What is Illiquid Stock?

Written By:
May 1, 2024
What is Illiquid Stock?

Most investors are familiar with liquid stocks, the concept of illiquid stocks often raises questions. Illiquid stocks represent a different level of challenge and risk for traders and investors. In this comprehensive guide, we'll explore what illiquid stocks are, how to identify them, and strategies for navigating this segment of the stock market.

What is an Illiquid Stock?

An illiquid stock is a security that lacks sufficient trading volume and market activity, making it difficult for investors to buy or sell shares without significantly impacting the stock's price. These stocks are often thinly traded, meaning there are fewer buyers and sellers in the market at any given time.

When a stock is illiquid, it can be challenging to execute trades quickly and efficiently. The lack of liquidity can lead to wider bid-ask spreads, which are the differences between the prices at which buyers are willing to buy (bid) and sellers are willing to sell (ask). This increased spread can result in higher transaction costs for investors.

How to Sell Illiquid Stocks?

  • Selling illiquid stocks can be a challenging task due to the limited number of potential buyers in the market. Here are some tips to consider when selling illiquid stocks:
  • Use limit orders to control the selling price, as market orders may result in significant price discounts due to the lack of liquidity.  
  • Be patient and willing to wait for the right buyer, as the order may take longer to execute compared to more liquid stocks.  
  • Work with a broker experienced in dealing with less liquid market segments, as they may have access to a wider network of potential buyers.  
  • Consider selling the shares in smaller batches over time, rather than trying to liquidate the entire position at once, to minimize the impact on the stock price.

How to Buy Illiquid Stocks?  

Purchasing illiquid stocks requires a different approach compared to buying more liquid stocks. Here are some strategies to consider when buying illiquid stocks:

  • Use limit orders to control the purchase price, as market orders may result in paying a higher price due to the wider bid-ask spread.  
  • Be patient and willing to wait for the right opportunity, as it may take time to find a seller willing to sell at the desired price.  
  • Conduct thorough research on the company and industry, as there may be less information available on these smaller, lesser-known companies.  
  • Consider starting with a small position and gradually building it up over time, rather than investing a large amount all at once.  
  • Work with a broker experienced in dealing with less liquid market segments, as they may have access to a wider network of potential sellers.  
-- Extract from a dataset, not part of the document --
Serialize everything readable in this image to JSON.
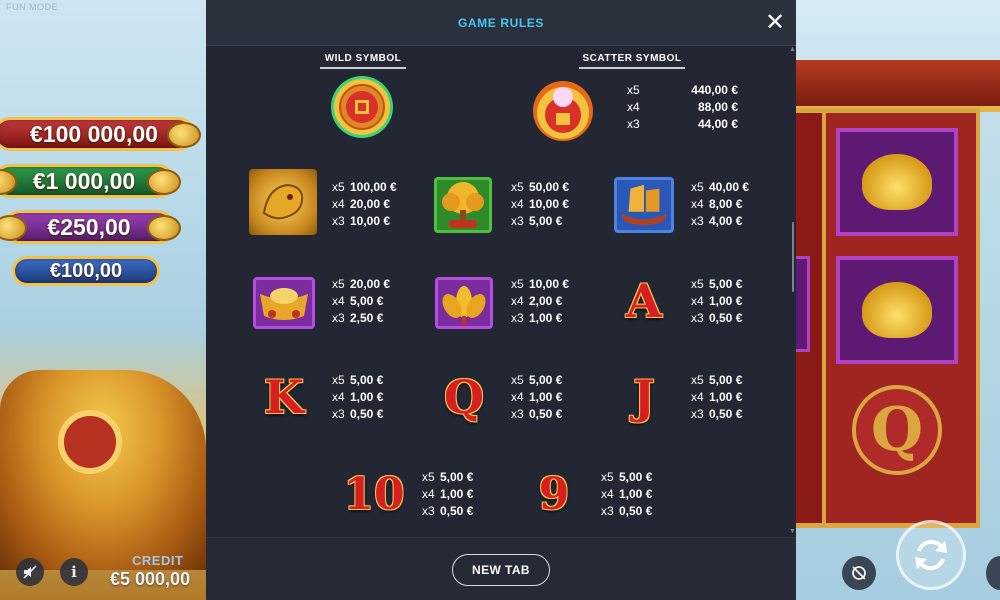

How to Identify Illiquid Stocks?

There are several key characteristics that can help identify illiquid stocks:

1. Low trading volume: Illiquid stocks typically have low daily trading volumes, indicating a lack of active buyers and sellers in the market.  

2. Wide bid-ask spread: Illiquid stocks often have a significant difference between the bid (buy) and ask (sell) prices, reflecting the difficulty in finding willing buyers and sellers.  

3. Lack of price movement: Illiquid stocks may show little to no price movement over extended periods, suggesting a lack of trading activity to drive price changes.  

4. Small market capitalization: Illiquid stocks are often associated with smaller companies with lower overall market capitalization, which can contribute to their lack of liquidity.  

5. Limited institutional ownership: Illiquid stocks may have a narrow investor base, with fewer institutional investors participating in the market, further contributing to their illiquidity.  

Difference between Illiquid stock vs Liquid stock


Illiquid stocks are a unique and complex segment of the stock market, characterized by low trading volumes, wide bid-ask spreads, and limited market participation. Navigating the challenges of buying and selling these stocks requires a different approach compared to more liquid stocks, with a focus on patience, research, and working with experienced brokers. By understanding the key characteristics of illiquid stocks and the strategies for managing them, investors can potentially capitalize on the opportunities they present, while also being mindful of the associated risks.

FAQs on Illiquid stock

1. What makes a stock illiquid?

A stock can become illiquid due to various factors, including low trading volume, limited market interest, or a lack of market makers.

2. What is an illiquid stock example?

Examples of illiquid stocks include small-cap companies, over-the-counter (OTC) stocks, penny stocks, and stocks with low trading volumes or limited public float.

3. How to trade illiquid stocks?

Trading illiquid stocks requires patience, strategic order placement (e.g., limit orders), and potentially seeking assistance from brokers or market makers who specialize in illiquid securities. It's also important to understand the risks associated with illiquid stocks, such as potential price volatility and difficulty in executing trades.

4. Can I buy illiquid stocks?

Yes, it is possible to buy illiquid stocks, but it may require patience and careful execution. Strategies like placing limit orders, seeking broker assistance, or directly negotiating with existing shareholders can be employed when buying illiquid stocks.

5. What is considered an illiquid stock?

A stock with a low trading volume, wide bid-ask spreads, and limited market interest may be considered an illiquid stock.

Related Blogs

No items found.